Who didn’t feel a bat squeak of pity for Theresa May as her political life ran into the buffers on live TV? But the instinctive human sympathy we may feel is of a generic, rather than a specific, kind. For who thinks they ‘know’ Theresa May? The Maybot label stuck for a reason.
A long time ago, though still after she, and her party, had lost power, I had reason to think about Margaret Thatcher. And I could not get my head around her at all. Men from the more patrician wing of her party spoke of her as ‘lower middle class’, a shopkeeper’s daughter, a provincial grammar school girl. I’m some of those things, but they gave me no way in to Thatcher’s brain, her motivation, her stubbornness, and her astonishing resilience. I couldn’t crack the enigma of Thatcher until I read something said by one of her near contemporaries and political opponents, Barbara Castle.
Castle’s diary entry on the day Margaret Thatcher became leader of the Tory Party has the then Labour Cabinet minister describing Thatcher standing before the flashlights of the press photographers, smiling. “I know that look,” says Barbara Castle of Margaret Thatcher. “She is in love. In love with power, and with herself.”
Did Theresa May ever look like a woman in love? She was a bit of a looker at Oxford, if the photograph I’ve seen of her in sultry mood, her pre-Raphaelite locks cascading down her back, is anything to go by. But politically, May has never seemed to embody that iron self-confidence. Political love, like political hate, is a powerful, unsentimental thing. It emanates from a clear sense of political purpose.
And here we have the problem with Theresa. She doesn’t have any sense of political purpose.
From the time she was old enough to make sense of social conditions in the mill towns of Lancashire, Barbara Castle had burning political convictions, and one way or another, the architect of the Equal Pay Act strove to make them happen. The young Margaret Roberts might have come of age in Attlee’s socialist paradise, but no mere social climber on the make, the second Mrs. Thatcher wanted to project her vision of individual responsibility and a small state onto the whole nation – and she did it.
Theresa May wanted to be Prime Minister from her teenage years, and was apparently a bit miffed that Thatcher denied her the opportunity to be the first woman in that role. That much is in the public record. What is harder to understand is why? What did she enter politics to do?
May, is a cultural Tory, not an ideological one. The traditional cultural Tory of her generation thought ideas a little suspect, ideologies rather vulgar, and valued hard work and obedience over natural brilliance and creativity. May’s views on any issue seem to come from whichever trusted figure is speaking into her ear – Vicar father, teacher, political aide, whoever – rather than issuing from her own core beliefs.
This is evident in May’s ill-fated conference speech this week. She can steal a policy from Labour without the slightest sense of discomfort, because a policy is just a ‘thing’ – what matters is that it is implemented (or probably not) by a Tory like her.

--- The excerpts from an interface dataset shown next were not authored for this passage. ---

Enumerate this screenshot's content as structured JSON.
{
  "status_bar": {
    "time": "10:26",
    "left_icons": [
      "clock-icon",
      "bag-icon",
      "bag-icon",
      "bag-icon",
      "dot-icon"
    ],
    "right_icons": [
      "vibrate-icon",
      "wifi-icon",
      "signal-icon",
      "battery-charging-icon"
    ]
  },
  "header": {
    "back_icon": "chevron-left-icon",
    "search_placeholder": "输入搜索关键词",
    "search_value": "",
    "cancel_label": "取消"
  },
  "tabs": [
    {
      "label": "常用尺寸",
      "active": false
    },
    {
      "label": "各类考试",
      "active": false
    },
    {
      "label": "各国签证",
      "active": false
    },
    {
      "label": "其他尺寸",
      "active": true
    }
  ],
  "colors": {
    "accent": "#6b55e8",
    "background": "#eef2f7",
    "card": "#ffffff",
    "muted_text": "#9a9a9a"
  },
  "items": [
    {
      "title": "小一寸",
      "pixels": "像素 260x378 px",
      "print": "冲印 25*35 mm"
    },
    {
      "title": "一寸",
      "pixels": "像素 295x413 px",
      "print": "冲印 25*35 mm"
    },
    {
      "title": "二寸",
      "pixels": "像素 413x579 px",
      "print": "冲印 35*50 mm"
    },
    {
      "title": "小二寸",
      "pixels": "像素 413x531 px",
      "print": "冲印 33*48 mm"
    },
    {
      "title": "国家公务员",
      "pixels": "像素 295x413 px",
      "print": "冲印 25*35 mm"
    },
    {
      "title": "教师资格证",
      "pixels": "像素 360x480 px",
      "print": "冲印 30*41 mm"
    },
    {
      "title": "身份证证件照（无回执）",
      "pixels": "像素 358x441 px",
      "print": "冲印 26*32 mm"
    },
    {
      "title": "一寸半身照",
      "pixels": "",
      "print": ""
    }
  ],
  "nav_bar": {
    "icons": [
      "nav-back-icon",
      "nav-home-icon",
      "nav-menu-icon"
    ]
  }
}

It’s even more evident in her response to Brexit. Many commentators have spoken of May in Machiavellian terms, backing Remain, but keeping below the radar, better to snatch the crown from Cameron if he lost the referendum vote. I was prepared to buy that, too, until May showed that we were projecting too much cleverness and guile onto her. May was able to embrace Brexit, because like anything else – energy prices, social housing, racial discrimination, student fees – Brexit is just a ‘thing’ which can be bodged together as some policy announcements and maybe a bit of legislation to the accompaniment of a cheerleading press. Easy-peasy.
And so we reach this point. Because politics isn’t a game. It is about having principles, a view of human nature and what is possible, a clear sighted sense of how we got to where we are, and how we might proceed to somewhere better. From those things, and those things alone, come policy prescriptions.
May doesn’t seem to have any identifiable principles, she doesn’t have an analysis of the state we are in, and therefore she cannot put together a clear set of policies. She is out of her depth. And so is her whole party.